David Brin said...

I do not claim that Obama and Biden have records that on paper qualify for Chief Executive. I think our system is insane. Though Biden's record is long and involved decades overseeing both military and foreign affairs committees. (The same, in fairness, could be said of McCain.) Still, their combined total is VASTLY better than R&R.

But dig this. The reason I campaigned for Obama was not for Obama, but to replace the 10,000 Murdochian shills that the GOP brings to Washington to actually run things, whenever they have power. Clinton won the JD Power Award for the streamlining and good management he brought to Washington. The bureaucracy slimmed and ran very very well and men and women of skill did their jobs. It is happening again.

In between, under Bush, we were raided and raped and mismanaged by 10,000 clowns and thieves for 8 years. Almost none of the news media covers the boring fact that the administrative appointments are where the action is! And the GOP will ALWAYS bring in Murdoch's 10,000. To rape us

Tacitus said...

Ooff! And people sometimes accuse me of being gruff!

Jumper said...

Add to Obama's resume 3 and a half years of being President of the United States. Unless one considers that no experience at all. I say, I just trained the guy, I don't need to fire him now for some newbie.

Now if one finds anagrams for "moonbat democrats" the gods of synchronicity produce many gems I haven't finished looking at. Such as
Abstract doom omen
Boom! canard totems
Sort combo mandate
Madman boot sector

Jumper said...

My fave anagram for "moonbat democrats" so far is "combated man's root."

Rob said...

The reasoning that tax returns are important for a presidential campaigner to show is is, in part, pretty compelling. Anyone with power to fiddle in the tax code should be able to a) show understanding of the tax code and b) show compliance with it.

So I get that. But if we're gonna do it, then I want to see tax returns from every congresscritter, and all nine SCOTUS justices too, along with a CBO or IRS audit mandated for their returns every year they're in power or desiring it.

THAT should be a TEA Party mantra...

Anonymous said...

from what I read around the place..

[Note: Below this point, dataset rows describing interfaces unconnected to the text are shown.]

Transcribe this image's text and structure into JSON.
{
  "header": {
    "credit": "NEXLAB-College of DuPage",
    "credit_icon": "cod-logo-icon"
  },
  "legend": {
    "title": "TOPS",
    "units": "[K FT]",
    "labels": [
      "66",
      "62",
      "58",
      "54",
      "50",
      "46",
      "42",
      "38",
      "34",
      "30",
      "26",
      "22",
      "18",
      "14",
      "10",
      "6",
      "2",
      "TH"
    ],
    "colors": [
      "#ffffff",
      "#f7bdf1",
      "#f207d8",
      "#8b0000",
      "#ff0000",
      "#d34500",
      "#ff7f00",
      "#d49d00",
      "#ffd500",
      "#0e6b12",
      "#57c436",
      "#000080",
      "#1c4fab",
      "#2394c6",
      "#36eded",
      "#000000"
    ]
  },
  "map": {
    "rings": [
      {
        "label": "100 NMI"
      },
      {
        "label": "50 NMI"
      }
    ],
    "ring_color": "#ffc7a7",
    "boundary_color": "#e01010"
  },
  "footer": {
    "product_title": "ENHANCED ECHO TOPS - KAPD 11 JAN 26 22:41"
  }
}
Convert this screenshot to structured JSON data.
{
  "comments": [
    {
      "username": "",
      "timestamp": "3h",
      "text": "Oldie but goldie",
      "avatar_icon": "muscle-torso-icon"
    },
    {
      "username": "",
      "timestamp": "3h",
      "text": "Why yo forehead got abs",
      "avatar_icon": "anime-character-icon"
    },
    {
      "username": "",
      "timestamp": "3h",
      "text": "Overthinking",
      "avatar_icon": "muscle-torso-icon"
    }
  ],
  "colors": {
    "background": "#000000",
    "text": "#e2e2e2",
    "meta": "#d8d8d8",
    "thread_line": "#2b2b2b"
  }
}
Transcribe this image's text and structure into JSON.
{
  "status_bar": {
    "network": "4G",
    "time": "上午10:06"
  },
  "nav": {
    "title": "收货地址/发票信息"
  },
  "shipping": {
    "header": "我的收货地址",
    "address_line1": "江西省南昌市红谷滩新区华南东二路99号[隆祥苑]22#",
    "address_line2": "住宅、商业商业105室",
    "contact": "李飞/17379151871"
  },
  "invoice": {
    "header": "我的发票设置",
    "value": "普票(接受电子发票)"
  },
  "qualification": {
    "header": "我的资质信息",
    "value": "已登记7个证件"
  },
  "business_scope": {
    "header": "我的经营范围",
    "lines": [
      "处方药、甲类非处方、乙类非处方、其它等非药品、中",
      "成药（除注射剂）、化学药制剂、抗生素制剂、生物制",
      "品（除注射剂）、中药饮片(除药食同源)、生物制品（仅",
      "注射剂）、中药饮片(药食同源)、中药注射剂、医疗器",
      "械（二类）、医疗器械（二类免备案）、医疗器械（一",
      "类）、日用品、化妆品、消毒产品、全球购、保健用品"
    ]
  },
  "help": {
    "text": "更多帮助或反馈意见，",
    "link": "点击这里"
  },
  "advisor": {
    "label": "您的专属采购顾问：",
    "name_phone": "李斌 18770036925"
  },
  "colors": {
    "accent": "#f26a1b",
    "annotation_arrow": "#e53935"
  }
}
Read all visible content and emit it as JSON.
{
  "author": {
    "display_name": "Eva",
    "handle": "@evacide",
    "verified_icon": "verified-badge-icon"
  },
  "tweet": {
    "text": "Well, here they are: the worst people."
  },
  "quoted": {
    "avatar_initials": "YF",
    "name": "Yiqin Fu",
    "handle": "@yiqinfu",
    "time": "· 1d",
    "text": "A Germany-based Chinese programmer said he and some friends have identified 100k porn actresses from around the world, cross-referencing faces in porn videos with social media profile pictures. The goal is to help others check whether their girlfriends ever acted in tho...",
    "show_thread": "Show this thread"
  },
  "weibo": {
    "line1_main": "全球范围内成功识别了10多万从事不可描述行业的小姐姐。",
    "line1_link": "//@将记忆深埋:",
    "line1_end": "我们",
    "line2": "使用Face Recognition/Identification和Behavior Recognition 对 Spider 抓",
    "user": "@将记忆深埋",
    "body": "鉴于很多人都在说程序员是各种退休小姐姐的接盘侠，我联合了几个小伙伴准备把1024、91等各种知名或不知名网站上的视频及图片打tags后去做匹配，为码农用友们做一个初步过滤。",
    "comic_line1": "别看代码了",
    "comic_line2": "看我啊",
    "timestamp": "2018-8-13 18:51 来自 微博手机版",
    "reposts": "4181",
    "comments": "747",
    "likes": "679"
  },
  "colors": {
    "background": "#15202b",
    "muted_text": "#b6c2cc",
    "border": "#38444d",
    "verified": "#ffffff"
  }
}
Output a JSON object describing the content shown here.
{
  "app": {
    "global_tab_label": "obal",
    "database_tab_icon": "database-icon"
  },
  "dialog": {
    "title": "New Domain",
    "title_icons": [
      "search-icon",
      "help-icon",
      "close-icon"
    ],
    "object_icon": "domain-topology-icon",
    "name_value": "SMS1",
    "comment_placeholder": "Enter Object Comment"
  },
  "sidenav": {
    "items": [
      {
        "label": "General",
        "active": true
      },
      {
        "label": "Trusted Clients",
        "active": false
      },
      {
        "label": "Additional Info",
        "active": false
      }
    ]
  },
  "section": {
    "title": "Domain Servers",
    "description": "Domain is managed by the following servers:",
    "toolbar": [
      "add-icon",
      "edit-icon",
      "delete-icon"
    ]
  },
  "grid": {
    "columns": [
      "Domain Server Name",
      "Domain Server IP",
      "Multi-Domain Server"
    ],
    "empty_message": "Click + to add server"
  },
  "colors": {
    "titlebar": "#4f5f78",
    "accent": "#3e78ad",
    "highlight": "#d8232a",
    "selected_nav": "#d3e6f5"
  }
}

he gives almost entirely to the Tyler Charitable Trust (his charity engine) that then stores the money giving it out at 10% a year (minimum to maintain the charitable status). it donates mostly to the momans but some goes to the standard right wing charities as well as things like libraries named after republicans, and to a few standard worthwhile causes.
He apparently donates to the trust things like shares with capital gains on them etc - I guess normal tax minimization stuff... but it cuts down his income a lot.

David Brin said...